DATA FOR THIS EXERCISE:
================================

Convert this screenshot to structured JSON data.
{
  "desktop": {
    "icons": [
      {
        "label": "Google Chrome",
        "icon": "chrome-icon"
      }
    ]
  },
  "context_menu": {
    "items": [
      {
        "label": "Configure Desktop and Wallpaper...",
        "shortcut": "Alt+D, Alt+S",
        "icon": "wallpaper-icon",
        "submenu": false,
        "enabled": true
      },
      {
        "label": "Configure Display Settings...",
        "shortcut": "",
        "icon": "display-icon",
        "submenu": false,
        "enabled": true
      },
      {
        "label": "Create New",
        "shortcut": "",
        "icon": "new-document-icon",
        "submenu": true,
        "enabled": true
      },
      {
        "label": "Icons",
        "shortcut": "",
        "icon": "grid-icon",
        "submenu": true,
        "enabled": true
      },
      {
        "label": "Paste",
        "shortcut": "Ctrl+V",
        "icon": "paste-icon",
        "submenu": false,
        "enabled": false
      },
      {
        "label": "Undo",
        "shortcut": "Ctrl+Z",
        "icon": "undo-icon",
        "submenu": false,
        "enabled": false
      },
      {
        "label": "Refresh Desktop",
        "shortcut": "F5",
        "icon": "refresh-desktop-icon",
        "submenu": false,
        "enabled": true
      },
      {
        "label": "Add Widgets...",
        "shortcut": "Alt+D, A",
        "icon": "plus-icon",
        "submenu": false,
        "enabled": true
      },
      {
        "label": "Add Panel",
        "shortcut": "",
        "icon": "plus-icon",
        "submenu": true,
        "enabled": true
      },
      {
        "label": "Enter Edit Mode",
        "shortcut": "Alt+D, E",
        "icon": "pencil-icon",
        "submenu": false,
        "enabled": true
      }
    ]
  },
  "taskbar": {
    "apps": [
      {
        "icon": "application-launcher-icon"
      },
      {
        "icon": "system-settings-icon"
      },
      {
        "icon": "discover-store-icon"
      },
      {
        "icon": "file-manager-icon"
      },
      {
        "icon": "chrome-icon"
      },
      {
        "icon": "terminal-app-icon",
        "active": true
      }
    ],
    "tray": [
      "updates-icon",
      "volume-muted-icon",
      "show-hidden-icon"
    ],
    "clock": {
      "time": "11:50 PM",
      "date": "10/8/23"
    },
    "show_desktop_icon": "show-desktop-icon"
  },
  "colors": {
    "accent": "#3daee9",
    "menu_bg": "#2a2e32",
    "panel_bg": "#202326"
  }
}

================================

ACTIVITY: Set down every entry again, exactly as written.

EXERCISE SOLUTION:
Convert this screenshot to structured JSON data.
{
  "desktop": {
    "icons": [
      {
        "label": "Google Chrome",
        "icon": "chrome-icon"
      }
    ]
  },
  "context_menu": {
    "items": [
      {
        "label": "Configure Desktop and Wallpaper...",
        "shortcut": "Alt+D, Alt+S",
        "icon": "wallpaper-icon",
        "submenu": false,
        "enabled": true
      },
      {
        "label": "Configure Display Settings...",
        "shortcut": "",
        "icon": "display-icon",
        "submenu": false,
        "enabled": true
      },
      {
        "label": "Create New",
        "shortcut": "",
        "icon": "new-document-icon",
        "submenu": true,
        "enabled": true
      },
      {
        "label": "Icons",
        "shortcut": "",
        "icon": "grid-icon",
        "submenu": true,
        "enabled": true
      },
      {
        "label": "Paste",
        "shortcut": "Ctrl+V",
        "icon": "paste-icon",
        "submenu": false,
        "enabled": false
      },
      {
        "label": "Undo",
        "shortcut": "Ctrl+Z",
        "icon": "undo-icon",
        "submenu": false,
        "enabled": false
      },
      {
        "label": "Refresh Desktop",
        "shortcut": "F5",
        "icon": "refresh-desktop-icon",
        "submenu": false,
        "enabled": true
      },
      {
        "label": "Add Widgets...",
        "shortcut": "Alt+D, A",
        "icon": "plus-icon",
        "submenu": false,
        "enabled": true
      },
      {
        "label": "Add Panel",
        "shortcut": "",
        "icon": "plus-icon",
        "submenu": true,
        "enabled": true
      },
      {
        "label": "Enter Edit Mode",
        "shortcut": "Alt+D, E",
        "icon": "pencil-icon",
        "submenu": false,
        "enabled": true
      }
    ]
  },
  "taskbar": {
    "apps": [
      {
        "icon": "application-launcher-icon"
      },
      {
        "icon": "system-settings-icon"
      },
      {
        "icon": "discover-store-icon"
      },
      {
        "icon": "file-manager-icon"
      },
      {
        "icon": "chrome-icon"
      },
      {
        "icon": "terminal-app-icon",
        "active": true
      }
    ],
    "tray": [
      "updates-icon",
      "volume-muted-icon",
      "show-hidden-icon"
    ],
    "clock": {
      "time": "11:50 PM",
      "date": "10/8/23"
    },
    "show_desktop_icon": "show-desktop-icon"
  },
  "colors": {
    "accent": "#3daee9",
    "menu_bg": "#2a2e32",
    "panel_bg": "#202326"
  }
}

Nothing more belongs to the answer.